Saturday, March 09, 2013

EDITORIAL >> More Medicaid hospital lifeline

Hospitals in small towns and rural communities have struggled for decades as they cared for indigent patients who are uninsured and cannot pay their medical bills. North Metro Medical Center in Jacksonville, for example, has written off millions of dollars in indigent care over the years without hope of recovering any of that money.

Jodi Love, the chief executive officer at North Metro, says in a front-page story today that the latest Medicaid plan for Arkansas would help some 200,000 uninsured poor through the health-insurance exchange by paying for most of their hospital expenses.

As much as $100 million in additional Medicaid funds would make their way to Arkansas with no cost to the state for three years. After that, Arkansas would have to match 10 percent of Medicaid, which is still a good deal for a poor state like ours.

With more Medicaid, the number of expensive visits to the emergency room would drop as patients get admitted to North Metro with the additional funds available to hospitals and doctors. The poor, who are now uninsured, could see a physician before an emergency occurs.

North Metro is also getting squeezed with lower reimbursements from insurance companies and Medicaid and Medicare. North Metro, like most hospitals, gets a flat $850 per day reimbursement for Medicaid patients, regardless how much service they receive.
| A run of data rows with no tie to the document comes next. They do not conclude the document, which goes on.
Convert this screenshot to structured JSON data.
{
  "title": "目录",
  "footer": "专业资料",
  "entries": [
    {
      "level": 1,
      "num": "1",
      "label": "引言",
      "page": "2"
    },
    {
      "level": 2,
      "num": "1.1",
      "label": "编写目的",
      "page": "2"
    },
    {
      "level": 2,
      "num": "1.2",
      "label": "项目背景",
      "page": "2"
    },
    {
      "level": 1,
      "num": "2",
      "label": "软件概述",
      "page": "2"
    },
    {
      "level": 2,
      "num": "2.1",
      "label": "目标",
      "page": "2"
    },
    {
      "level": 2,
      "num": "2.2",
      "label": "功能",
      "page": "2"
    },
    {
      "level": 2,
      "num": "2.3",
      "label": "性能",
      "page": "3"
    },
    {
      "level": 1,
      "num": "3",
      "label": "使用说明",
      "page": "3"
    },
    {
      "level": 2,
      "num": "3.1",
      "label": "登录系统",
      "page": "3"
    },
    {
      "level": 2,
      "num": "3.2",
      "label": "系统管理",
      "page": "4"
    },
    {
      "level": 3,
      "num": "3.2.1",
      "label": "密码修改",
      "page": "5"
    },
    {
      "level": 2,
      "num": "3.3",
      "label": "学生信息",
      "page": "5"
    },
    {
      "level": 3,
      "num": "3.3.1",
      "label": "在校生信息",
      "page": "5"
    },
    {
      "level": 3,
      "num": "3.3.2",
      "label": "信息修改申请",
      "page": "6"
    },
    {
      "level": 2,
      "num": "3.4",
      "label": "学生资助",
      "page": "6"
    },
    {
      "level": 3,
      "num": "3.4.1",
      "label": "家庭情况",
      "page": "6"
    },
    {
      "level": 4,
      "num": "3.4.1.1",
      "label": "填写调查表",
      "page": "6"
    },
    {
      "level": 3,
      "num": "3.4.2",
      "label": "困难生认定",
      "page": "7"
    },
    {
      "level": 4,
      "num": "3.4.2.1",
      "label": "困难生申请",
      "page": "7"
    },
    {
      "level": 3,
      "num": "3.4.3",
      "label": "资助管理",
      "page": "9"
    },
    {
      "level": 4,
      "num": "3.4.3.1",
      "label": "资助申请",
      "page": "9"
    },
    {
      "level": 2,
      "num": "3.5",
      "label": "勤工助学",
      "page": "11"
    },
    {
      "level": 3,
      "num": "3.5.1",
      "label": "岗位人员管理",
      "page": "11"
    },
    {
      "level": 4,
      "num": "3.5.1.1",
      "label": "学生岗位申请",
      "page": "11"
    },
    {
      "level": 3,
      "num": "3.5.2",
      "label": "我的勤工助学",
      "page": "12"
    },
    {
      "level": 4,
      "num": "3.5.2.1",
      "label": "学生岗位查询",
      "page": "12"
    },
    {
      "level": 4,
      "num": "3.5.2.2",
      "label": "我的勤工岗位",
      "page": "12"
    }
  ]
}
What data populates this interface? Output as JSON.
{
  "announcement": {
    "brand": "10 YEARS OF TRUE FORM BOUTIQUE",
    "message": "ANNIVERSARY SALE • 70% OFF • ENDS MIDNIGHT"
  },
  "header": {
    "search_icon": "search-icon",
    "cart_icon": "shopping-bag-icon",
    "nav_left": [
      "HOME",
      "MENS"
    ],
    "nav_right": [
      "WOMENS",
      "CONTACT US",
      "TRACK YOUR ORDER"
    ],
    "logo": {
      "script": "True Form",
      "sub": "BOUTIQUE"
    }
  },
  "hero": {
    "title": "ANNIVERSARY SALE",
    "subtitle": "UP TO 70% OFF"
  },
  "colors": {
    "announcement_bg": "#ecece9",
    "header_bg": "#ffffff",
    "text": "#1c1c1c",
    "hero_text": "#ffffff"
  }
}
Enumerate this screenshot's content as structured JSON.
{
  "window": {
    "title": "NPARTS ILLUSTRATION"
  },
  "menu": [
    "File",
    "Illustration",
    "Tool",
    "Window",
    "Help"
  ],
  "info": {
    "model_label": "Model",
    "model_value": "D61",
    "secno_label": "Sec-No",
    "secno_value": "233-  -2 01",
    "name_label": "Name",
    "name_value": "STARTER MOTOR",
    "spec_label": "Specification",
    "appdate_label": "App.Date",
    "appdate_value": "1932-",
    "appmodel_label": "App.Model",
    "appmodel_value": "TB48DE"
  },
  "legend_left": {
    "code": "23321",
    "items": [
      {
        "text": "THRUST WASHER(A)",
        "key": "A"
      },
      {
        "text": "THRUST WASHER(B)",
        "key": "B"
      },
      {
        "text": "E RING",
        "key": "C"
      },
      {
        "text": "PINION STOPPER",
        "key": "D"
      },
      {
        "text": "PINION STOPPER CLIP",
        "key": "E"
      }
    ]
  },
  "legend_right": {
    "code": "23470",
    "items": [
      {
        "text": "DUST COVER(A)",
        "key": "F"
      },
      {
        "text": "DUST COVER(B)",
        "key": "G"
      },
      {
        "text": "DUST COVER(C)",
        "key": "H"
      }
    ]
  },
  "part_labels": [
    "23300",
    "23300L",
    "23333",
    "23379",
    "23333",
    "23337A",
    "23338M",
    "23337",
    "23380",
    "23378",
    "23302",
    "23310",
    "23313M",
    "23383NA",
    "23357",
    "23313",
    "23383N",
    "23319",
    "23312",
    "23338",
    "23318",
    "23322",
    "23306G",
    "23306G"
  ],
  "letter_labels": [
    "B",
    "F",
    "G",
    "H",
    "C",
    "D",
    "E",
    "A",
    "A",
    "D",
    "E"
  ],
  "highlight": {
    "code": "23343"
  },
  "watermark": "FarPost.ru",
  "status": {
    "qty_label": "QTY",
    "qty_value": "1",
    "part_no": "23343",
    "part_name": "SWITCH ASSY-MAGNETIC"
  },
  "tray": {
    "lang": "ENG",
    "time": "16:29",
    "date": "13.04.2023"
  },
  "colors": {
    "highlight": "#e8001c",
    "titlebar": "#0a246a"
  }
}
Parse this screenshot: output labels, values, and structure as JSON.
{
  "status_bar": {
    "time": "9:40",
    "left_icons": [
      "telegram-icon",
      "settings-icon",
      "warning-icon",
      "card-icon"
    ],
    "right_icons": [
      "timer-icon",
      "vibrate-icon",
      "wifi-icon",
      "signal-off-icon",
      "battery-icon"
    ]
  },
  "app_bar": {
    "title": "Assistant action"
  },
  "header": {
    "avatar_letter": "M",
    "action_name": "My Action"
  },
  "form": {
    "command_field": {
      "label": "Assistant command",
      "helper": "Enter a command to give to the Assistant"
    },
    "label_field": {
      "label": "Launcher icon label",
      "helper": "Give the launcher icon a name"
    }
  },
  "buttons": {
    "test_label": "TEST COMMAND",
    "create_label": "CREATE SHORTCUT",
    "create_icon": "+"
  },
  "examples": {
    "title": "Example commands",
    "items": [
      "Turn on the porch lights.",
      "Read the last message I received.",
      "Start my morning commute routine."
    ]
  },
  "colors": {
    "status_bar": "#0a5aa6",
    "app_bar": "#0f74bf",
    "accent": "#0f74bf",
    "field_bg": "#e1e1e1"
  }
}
What’s more, the recession has cost the hospital millions of dollars in lost revenues for elective surgeries that people have put off until the economy improves.

Regardless of the challenges facing North Metro and other small hospitals, pumping hundreds of millions of dollars into health care through Medicaid can only help solidify North Metro’s bottom line in these difficult times.